Preaching the Word in Littleton
After several decades of polite religious
pluralism in public mourning rituals, the Littleton tragedy shows Americans are embracing
a much more aggressive evangelical Protestant vocabulary to express their grief and give
meaning to their losses.
by Andrew Walsh
From the Editor: A Different Spiritual Politics
Religion in American politics, always episodic, is taking on a new role.
by Mark Silk
On the Beat: In Lagos,
Religion's Above the Fold
In Nigeria's yeasty newspaper market, religion
coverage plays a key role in explaining a vast and diverse nation to itself.
by Matthews A. Ojo
Something Wiccan This Way
Pagan covens in our armed forces?
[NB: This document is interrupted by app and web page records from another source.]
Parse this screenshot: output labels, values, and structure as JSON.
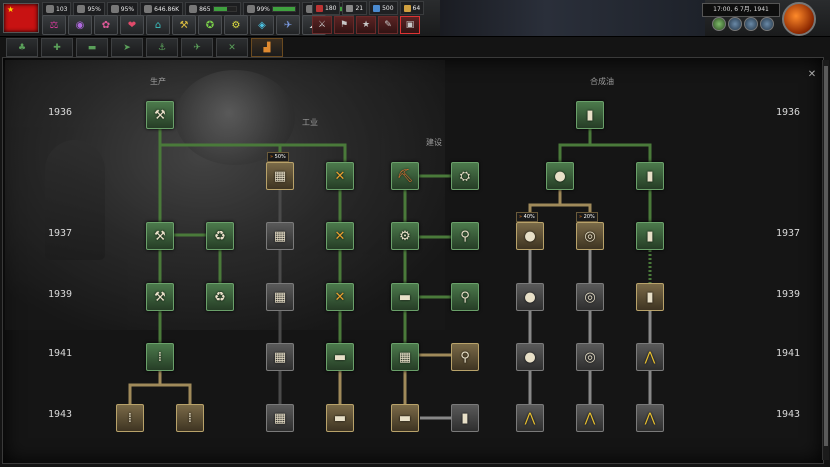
{
  "topbar": {
    "resources": [
      {
        "icon": "manpower-icon",
        "value": "103",
        "bar": 0
      },
      {
        "icon": "stability-icon",
        "value": "95%",
        "bar": 0
      },
      {
        "icon": "war-support-icon",
        "value": "95%",
        "bar": 0
      },
      {
        "icon": "manpower-pool-icon",
        "value": "646.86K",
        "bar": 0
      },
      {
        "icon": "factory-icon",
        "value": "865",
        "bar": 0.6
      },
      {
        "icon": "supply-icon",
        "value": "99%",
        "bar": 0.99
      },
      {
        "icon": "convoy-icon",
        "value": "1K",
        "bar": 0.8
      }
    ],
    "alerts": [
      {
        "icon": "division-icon",
        "value": "180"
      },
      {
        "icon": "star-icon",
        "value": "21"
      },
      {
        "icon": "army-xp-icon",
        "value": "500"
      },
      {
        "icon": "air-xp-icon",
        "value": "64"
      }
    ],
    "date": "17:00, 6 7月, 1941"
  },
  "tabs": [
    {
      "icon": "infantry-tab-icon",
      "glyph": "♣"
    },
    {
      "icon": "support-tab-icon",
      "glyph": "✚"
    },
    {
      "icon": "armor-tab-icon",
      "glyph": "▬"
    },
    {
      "icon": "artillery-tab-icon",
      "glyph": "➤"
    },
    {
      "icon": "naval-tab-icon",
      "glyph": "⚓"
    },
    {
      "icon": "air-tab-icon",
      "glyph": "✈"
    },
    {
      "icon": "engineering-tab-icon",
      "glyph": "✕"
    },
    {
      "icon": "industry-tab-icon",
      "glyph": "▟"
    }
  ],
  "categories": {
    "production": "生产",
    "industry": "工业",
    "construction": "建设",
    "synth_oil": "合成油"
  },
  "years": [
    "1936",
    "1937",
    "1939",
    "1941",
    "1943"
  ],
  "badges": [
    {
      "text": "50%"
    },
    {
      "text": "40%"
    },
    {
      "text": "20%"
    }
  ]
}
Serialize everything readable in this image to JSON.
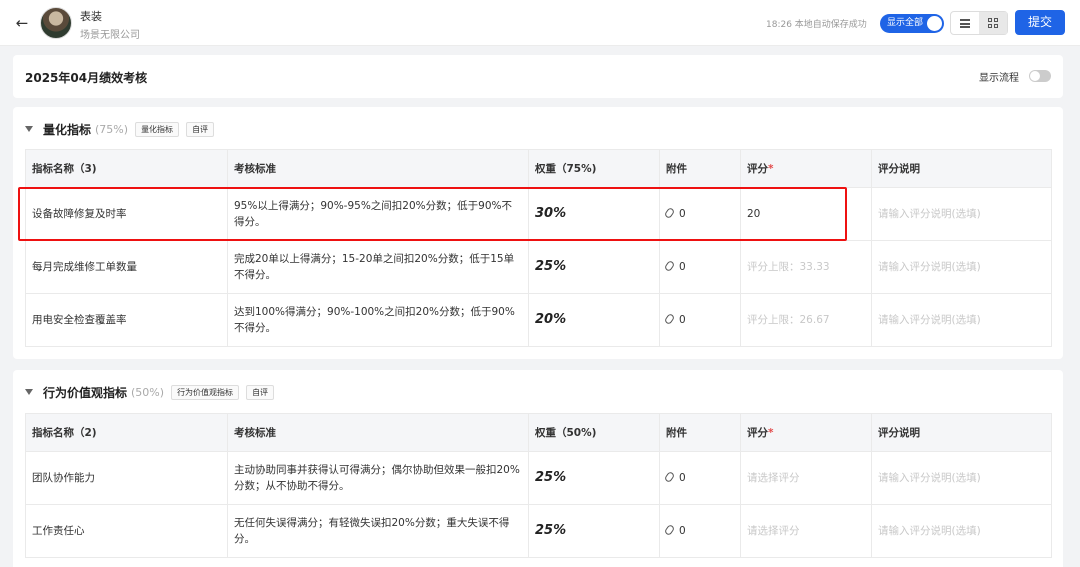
{
  "header": {
    "user_name": "表装",
    "company": "场景无限公司",
    "save_status": "18:26 本地自动保存成功",
    "show_all_label": "显示全部",
    "submit_label": "提交"
  },
  "page": {
    "title": "2025年04月绩效考核",
    "flow_label": "显示流程"
  },
  "sections": [
    {
      "title": "量化指标",
      "pct": "(75%)",
      "tags": [
        "量化指标",
        "自评"
      ],
      "columns": [
        "指标名称（3)",
        "考核标准",
        "权重（75%)",
        "附件",
        "评分",
        "评分说明"
      ],
      "rows": [
        {
          "name": "设备故障修复及时率",
          "standard": "95%以上得满分；90%-95%之间扣20%分数；低于90%不得分。",
          "weight": "30%",
          "attach": "0",
          "score": "20",
          "note": "请输入评分说明(选填)"
        },
        {
          "name": "每月完成维修工单数量",
          "standard": "完成20单以上得满分；15-20单之间扣20%分数；低于15单不得分。",
          "weight": "25%",
          "attach": "0",
          "score": "评分上限：33.33",
          "note": "请输入评分说明(选填)"
        },
        {
          "name": "用电安全检查覆盖率",
          "standard": "达到100%得满分；90%-100%之间扣20%分数；低于90%不得分。",
          "weight": "20%",
          "attach": "0",
          "score": "评分上限：26.67",
          "note": "请输入评分说明(选填)"
        }
      ]
    },
    {
      "title": "行为价值观指标",
      "pct": "(50%)",
      "tags": [
        "行为价值观指标",
        "自评"
      ],
      "columns": [
        "指标名称（2)",
        "考核标准",
        "权重（50%)",
        "附件",
        "评分",
        "评分说明"
      ],
      "rows": [
        {
          "name": "团队协作能力",
          "standard": "主动协助同事并获得认可得满分；偶尔协助但效果一般扣20%分数；从不协助不得分。",
          "weight": "25%",
          "attach": "0",
          "score": "请选择评分",
          "note": "请输入评分说明(选填)"
        },
        {
          "name": "工作责任心",
          "standard": "无任何失误得满分；有轻微失误扣20%分数；重大失误不得分。",
          "weight": "25%",
          "attach": "0",
          "score": "请选择评分",
          "note": "请输入评分说明(选填)"
        }
      ]
    }
  ],
  "required_mark": "*",
  "colors": {
    "primary": "#1f64e6",
    "highlight": "#e11111"
  },
  "icons": [
    "back-arrow-icon",
    "list-view-icon",
    "grid-view-icon",
    "caret-down-icon",
    "paperclip-icon"
  ]
}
Some
conservatives rise to the bait following reports of officially-sanctioned Wiccan worship
at Fort Hood.
by Mark Silk
Kosovo: A Confusion of
America's religious leadership hasn't recovered the
common perspective on the use of force in U.S. foreign policy lost during the Vietnam era.
The result: a tangle of passionate statements and perspectives.
by Anthony Burke Smith
The Diallo Killing:
Out of the furor surrounding the police
shooting of Amadou Diallo, Al Sharpton remade himself as an ecumenical maestro and created
a new profile for Islam in New York.
by William K. Piotrowski
Methodism's Time of
The United Methodist Church reluctantly
launches ecclesiastical trials against dissident clergy determined to undermine the
church's recently strengthened restrictions on ministry to homosexuals, most notably an
outright ban on the blessing of gay unions.
by Keith Hartman
Spiritual Politicking and the
The IRS cracks down on the Christian
Coalition, potentially changing the rules of religious participation in politics.
by G. Jeffrey MacDonald
Correspondence: Was the
Church Fires Story Legit?
Two views on whether the black church arson story of
the mid-1990s was media manipulation or a revelation of real troubles in American society.
The opinions expressed in this
magazine are those of the authors and do not necessarily reflect the views of The Pew